PROBLEM STATEMENT — Type out all the data below, word for word.

DATASET —

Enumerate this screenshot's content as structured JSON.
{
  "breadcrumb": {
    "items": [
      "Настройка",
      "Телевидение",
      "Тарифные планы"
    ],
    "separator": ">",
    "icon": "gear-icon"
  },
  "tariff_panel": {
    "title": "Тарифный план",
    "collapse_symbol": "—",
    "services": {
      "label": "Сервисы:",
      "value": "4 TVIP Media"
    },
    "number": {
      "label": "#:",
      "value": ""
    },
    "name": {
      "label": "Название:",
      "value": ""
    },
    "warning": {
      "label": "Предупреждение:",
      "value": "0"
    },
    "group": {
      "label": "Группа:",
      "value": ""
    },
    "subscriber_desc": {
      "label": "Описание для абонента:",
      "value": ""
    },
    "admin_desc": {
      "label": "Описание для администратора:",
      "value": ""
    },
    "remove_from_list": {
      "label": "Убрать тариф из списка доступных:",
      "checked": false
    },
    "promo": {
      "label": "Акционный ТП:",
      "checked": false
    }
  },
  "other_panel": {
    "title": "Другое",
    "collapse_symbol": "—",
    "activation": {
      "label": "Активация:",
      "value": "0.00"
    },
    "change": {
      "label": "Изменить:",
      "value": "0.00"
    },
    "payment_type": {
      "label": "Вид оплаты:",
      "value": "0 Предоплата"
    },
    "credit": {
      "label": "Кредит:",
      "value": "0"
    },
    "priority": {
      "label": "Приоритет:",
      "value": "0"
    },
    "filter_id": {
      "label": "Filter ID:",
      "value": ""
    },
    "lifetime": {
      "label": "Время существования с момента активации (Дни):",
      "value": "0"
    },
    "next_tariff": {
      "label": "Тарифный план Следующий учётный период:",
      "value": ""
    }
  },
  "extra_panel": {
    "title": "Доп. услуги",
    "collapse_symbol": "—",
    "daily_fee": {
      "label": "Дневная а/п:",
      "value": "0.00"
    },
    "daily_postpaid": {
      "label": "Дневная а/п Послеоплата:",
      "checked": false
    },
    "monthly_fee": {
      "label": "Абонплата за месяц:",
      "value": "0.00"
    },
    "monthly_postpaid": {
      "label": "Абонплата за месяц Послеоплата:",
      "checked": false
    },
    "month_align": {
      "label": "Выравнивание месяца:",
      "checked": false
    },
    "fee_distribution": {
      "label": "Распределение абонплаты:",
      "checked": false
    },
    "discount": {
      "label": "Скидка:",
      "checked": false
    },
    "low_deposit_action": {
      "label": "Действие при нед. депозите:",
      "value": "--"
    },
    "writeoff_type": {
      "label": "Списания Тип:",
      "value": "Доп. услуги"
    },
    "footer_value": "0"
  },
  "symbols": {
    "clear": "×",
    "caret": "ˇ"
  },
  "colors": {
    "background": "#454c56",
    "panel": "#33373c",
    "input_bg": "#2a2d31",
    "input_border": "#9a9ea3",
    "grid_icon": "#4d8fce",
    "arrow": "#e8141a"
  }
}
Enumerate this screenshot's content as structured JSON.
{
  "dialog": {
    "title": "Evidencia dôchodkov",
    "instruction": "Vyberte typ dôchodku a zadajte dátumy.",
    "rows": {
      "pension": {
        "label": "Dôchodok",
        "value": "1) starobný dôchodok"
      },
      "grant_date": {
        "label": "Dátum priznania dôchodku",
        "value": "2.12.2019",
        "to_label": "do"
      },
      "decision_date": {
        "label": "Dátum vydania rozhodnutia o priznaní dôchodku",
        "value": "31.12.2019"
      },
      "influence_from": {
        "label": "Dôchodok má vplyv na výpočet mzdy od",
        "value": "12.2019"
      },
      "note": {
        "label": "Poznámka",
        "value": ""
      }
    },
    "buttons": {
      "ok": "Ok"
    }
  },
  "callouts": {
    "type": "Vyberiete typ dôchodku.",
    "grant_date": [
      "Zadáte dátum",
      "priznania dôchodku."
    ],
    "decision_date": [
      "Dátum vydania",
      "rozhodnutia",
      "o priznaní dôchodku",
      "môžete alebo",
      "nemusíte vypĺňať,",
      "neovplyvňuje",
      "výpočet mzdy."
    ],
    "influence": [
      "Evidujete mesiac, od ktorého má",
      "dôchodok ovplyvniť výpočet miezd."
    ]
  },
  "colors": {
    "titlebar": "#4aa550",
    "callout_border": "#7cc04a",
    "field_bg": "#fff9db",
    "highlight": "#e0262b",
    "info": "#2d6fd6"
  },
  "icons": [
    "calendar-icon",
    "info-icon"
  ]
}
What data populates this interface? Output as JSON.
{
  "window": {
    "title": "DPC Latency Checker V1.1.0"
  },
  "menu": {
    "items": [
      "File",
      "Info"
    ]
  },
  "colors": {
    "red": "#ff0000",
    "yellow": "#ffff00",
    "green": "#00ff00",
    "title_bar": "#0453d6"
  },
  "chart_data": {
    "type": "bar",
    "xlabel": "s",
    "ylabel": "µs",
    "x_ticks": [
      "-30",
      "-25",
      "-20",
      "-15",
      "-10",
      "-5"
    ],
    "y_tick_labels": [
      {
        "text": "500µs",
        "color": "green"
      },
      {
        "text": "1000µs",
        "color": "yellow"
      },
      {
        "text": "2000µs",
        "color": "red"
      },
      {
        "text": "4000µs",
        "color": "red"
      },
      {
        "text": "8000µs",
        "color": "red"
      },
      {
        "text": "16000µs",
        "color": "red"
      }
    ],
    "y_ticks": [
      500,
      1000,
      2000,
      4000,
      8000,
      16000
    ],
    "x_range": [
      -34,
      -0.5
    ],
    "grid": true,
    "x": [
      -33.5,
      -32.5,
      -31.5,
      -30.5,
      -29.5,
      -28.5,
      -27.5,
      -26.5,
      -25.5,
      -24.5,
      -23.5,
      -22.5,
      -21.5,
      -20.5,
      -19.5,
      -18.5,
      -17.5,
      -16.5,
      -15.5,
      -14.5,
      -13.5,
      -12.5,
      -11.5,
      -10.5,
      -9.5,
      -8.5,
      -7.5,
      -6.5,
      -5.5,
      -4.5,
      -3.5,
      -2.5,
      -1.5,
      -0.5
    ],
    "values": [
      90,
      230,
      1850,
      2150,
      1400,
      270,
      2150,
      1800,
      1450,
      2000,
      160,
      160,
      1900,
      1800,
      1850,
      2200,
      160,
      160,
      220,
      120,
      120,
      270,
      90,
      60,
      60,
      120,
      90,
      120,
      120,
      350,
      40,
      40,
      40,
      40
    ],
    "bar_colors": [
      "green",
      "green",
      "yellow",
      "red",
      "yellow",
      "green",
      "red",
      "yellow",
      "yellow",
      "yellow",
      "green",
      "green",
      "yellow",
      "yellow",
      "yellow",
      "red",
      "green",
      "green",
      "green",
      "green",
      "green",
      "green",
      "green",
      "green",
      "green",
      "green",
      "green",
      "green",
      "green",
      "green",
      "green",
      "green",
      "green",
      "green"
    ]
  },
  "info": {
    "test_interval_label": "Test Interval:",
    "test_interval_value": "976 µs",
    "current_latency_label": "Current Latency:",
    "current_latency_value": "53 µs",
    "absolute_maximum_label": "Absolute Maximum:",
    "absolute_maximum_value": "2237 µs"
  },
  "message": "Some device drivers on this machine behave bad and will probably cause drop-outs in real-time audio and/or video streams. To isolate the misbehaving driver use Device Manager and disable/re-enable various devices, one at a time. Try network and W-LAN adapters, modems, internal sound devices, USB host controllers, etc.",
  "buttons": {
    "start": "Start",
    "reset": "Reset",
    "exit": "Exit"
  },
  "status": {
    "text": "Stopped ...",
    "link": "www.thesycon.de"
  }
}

TASK SOLUTION —
Enumerate this screenshot's content as structured JSON.
{
  "breadcrumb": {
    "items": [
      "Настройка",
      "Телевидение",
      "Тарифные планы"
    ],
    "separator": ">",
    "icon": "gear-icon"
  },
  "tariff_panel": {
    "title": "Тарифный план",
    "collapse_symbol": "—",
    "services": {
      "label": "Сервисы:",
      "value": "4 TVIP Media"
    },
    "number": {
      "label": "#:",
      "value": ""
    },
    "name": {
      "label": "Название:",
      "value": ""
    },
    "warning": {
      "label": "Предупреждение:",
      "value": "0"
    },
    "group": {
      "label": "Группа:",
      "value": ""
    },
    "subscriber_desc": {
      "label": "Описание для абонента:",
      "value": ""
    },
    "admin_desc": {
      "label": "Описание для администратора:",
      "value": ""
    },
    "remove_from_list": {
      "label": "Убрать тариф из списка доступных:",
      "checked": false
    },
    "promo": {
      "label": "Акционный ТП:",
      "checked": false
    }
  },
  "other_panel": {
    "title": "Другое",
    "collapse_symbol": "—",
    "activation": {
      "label": "Активация:",
      "value": "0.00"
    },
    "change": {
      "label": "Изменить:",
      "value": "0.00"
    },
    "payment_type": {
      "label": "Вид оплаты:",
      "value": "0 Предоплата"
    },
    "credit": {
      "label": "Кредит:",
      "value": "0"
    },
    "priority": {
      "label": "Приоритет:",
      "value": "0"
    },
    "filter_id": {
      "label": "Filter ID:",
      "value": ""
    },
    "lifetime": {
      "label": "Время существования с момента активации (Дни):",
      "value": "0"
    },
    "next_tariff": {
      "label": "Тарифный план Следующий учётный период:",
      "value": ""
    }
  },
  "extra_panel": {
    "title": "Доп. услуги",
    "collapse_symbol": "—",
    "daily_fee": {
      "label": "Дневная а/п:",
      "value": "0.00"
    },
    "daily_postpaid": {
      "label": "Дневная а/п Послеоплата:",
      "checked": false
    },
    "monthly_fee": {
      "label": "Абонплата за месяц:",
      "value": "0.00"
    },
    "monthly_postpaid": {
      "label": "Абонплата за месяц Послеоплата:",
      "checked": false
    },
    "month_align": {
      "label": "Выравнивание месяца:",
      "checked": false
    },
    "fee_distribution": {
      "label": "Распределение абонплаты:",
      "checked": false
    },
    "discount": {
      "label": "Скидка:",
      "checked": false
    },
    "low_deposit_action": {
      "label": "Действие при нед. депозите:",
      "value": "--"
    },
    "writeoff_type": {
      "label": "Списания Тип:",
      "value": "Доп. услуги"
    },
    "footer_value": "0"
  },
  "symbols": {
    "clear": "×",
    "caret": "ˇ"
  },
  "colors": {
    "background": "#454c56",
    "panel": "#33373c",
    "input_bg": "#2a2d31",
    "input_border": "#9a9ea3",
    "grid_icon": "#4d8fce",
    "arrow": "#e8141a"
  }
}
Enumerate this screenshot's content as structured JSON.
{
  "dialog": {
    "title": "Evidencia dôchodkov",
    "instruction": "Vyberte typ dôchodku a zadajte dátumy.",
    "rows": {
      "pension": {
        "label": "Dôchodok",
        "value": "1) starobný dôchodok"
      },
      "grant_date": {
        "label": "Dátum priznania dôchodku",
        "value": "2.12.2019",
        "to_label": "do"
      },
      "decision_date": {
        "label": "Dátum vydania rozhodnutia o priznaní dôchodku",
        "value": "31.12.2019"
      },
      "influence_from": {
        "label": "Dôchodok má vplyv na výpočet mzdy od",
        "value": "12.2019"
      },
      "note": {
        "label": "Poznámka",
        "value": ""
      }
    },
    "buttons": {
      "ok": "Ok"
    }
  },
  "callouts": {
    "type": "Vyberiete typ dôchodku.",
    "grant_date": [
      "Zadáte dátum",
      "priznania dôchodku."
    ],
    "decision_date": [
      "Dátum vydania",
      "rozhodnutia",
      "o priznaní dôchodku",
      "môžete alebo",
      "nemusíte vypĺňať,",
      "neovplyvňuje",
      "výpočet mzdy."
    ],
    "influence": [
      "Evidujete mesiac, od ktorého má",
      "dôchodok ovplyvniť výpočet miezd."
    ]
  },
  "colors": {
    "titlebar": "#4aa550",
    "callout_border": "#7cc04a",
    "field_bg": "#fff9db",
    "highlight": "#e0262b",
    "info": "#2d6fd6"
  },
  "icons": [
    "calendar-icon",
    "info-icon"
  ]
}
What data populates this interface? Output as JSON.
{
  "window": {
    "title": "DPC Latency Checker V1.1.0"
  },
  "menu": {
    "items": [
      "File",
      "Info"
    ]
  },
  "colors": {
    "red": "#ff0000",
    "yellow": "#ffff00",
    "green": "#00ff00",
    "title_bar": "#0453d6"
  },
  "chart_data": {
    "type": "bar",
    "xlabel": "s",
    "ylabel": "µs",
    "x_ticks": [
      "-30",
      "-25",
      "-20",
      "-15",
      "-10",
      "-5"
    ],
    "y_tick_labels": [
      {
        "text": "500µs",
        "color": "green"
      },
      {
        "text": "1000µs",
        "color": "yellow"
      },
      {
        "text": "2000µs",
        "color": "red"
      },
      {
        "text": "4000µs",
        "color": "red"
      },
      {
        "text": "8000µs",
        "color": "red"
      },
      {
        "text": "16000µs",
        "color": "red"
      }
    ],
    "y_ticks": [
      500,
      1000,
      2000,
      4000,
      8000,
      16000
    ],
    "x_range": [
      -34,
      -0.5
    ],
    "grid": true,
    "x": [
      -33.5,
      -32.5,
      -31.5,
      -30.5,
      -29.5,
      -28.5,
      -27.5,
      -26.5,
      -25.5,
      -24.5,
      -23.5,
      -22.5,
      -21.5,
      -20.5,
      -19.5,
      -18.5,
      -17.5,
      -16.5,
      -15.5,
      -14.5,
      -13.5,
      -12.5,
      -11.5,
      -10.5,
      -9.5,
      -8.5,
      -7.5,
      -6.5,
      -5.5,
      -4.5,
      -3.5,
      -2.5,
      -1.5,
      -0.5
    ],
    "values": [
      90,
      230,
      1850,
      2150,
      1400,
      270,
      2150,
      1800,
      1450,
      2000,
      160,
      160,
      1900,
      1800,
      1850,
      2200,
      160,
      160,
      220,
      120,
      120,
      270,
      90,
      60,
      60,
      120,
      90,
      120,
      120,
      350,
      40,
      40,
      40,
      40
    ],
    "bar_colors": [
      "green",
      "green",
      "yellow",
      "red",
      "yellow",
      "green",
      "red",
      "yellow",
      "yellow",
      "yellow",
      "green",
      "green",
      "yellow",
      "yellow",
      "yellow",
      "red",
      "green",
      "green",
      "green",
      "green",
      "green",
      "green",
      "green",
      "green",
      "green",
      "green",
      "green",
      "green",
      "green",
      "green",
      "green",
      "green",
      "green",
      "green"
    ]
  },
  "info": {
    "test_interval_label": "Test Interval:",
    "test_interval_value": "976 µs",
    "current_latency_label": "Current Latency:",
    "current_latency_value": "53 µs",
    "absolute_maximum_label": "Absolute Maximum:",
    "absolute_maximum_value": "2237 µs"
  },
  "message": "Some device drivers on this machine behave bad and will probably cause drop-outs in real-time audio and/or video streams. To isolate the misbehaving driver use Device Manager and disable/re-enable various devices, one at a time. Try network and W-LAN adapters, modems, internal sound devices, USB host controllers, etc.",
  "buttons": {
    "start": "Start",
    "reset": "Reset",
    "exit": "Exit"
  },
  "status": {
    "text": "Stopped ...",
    "link": "www.thesycon.de"
  }
}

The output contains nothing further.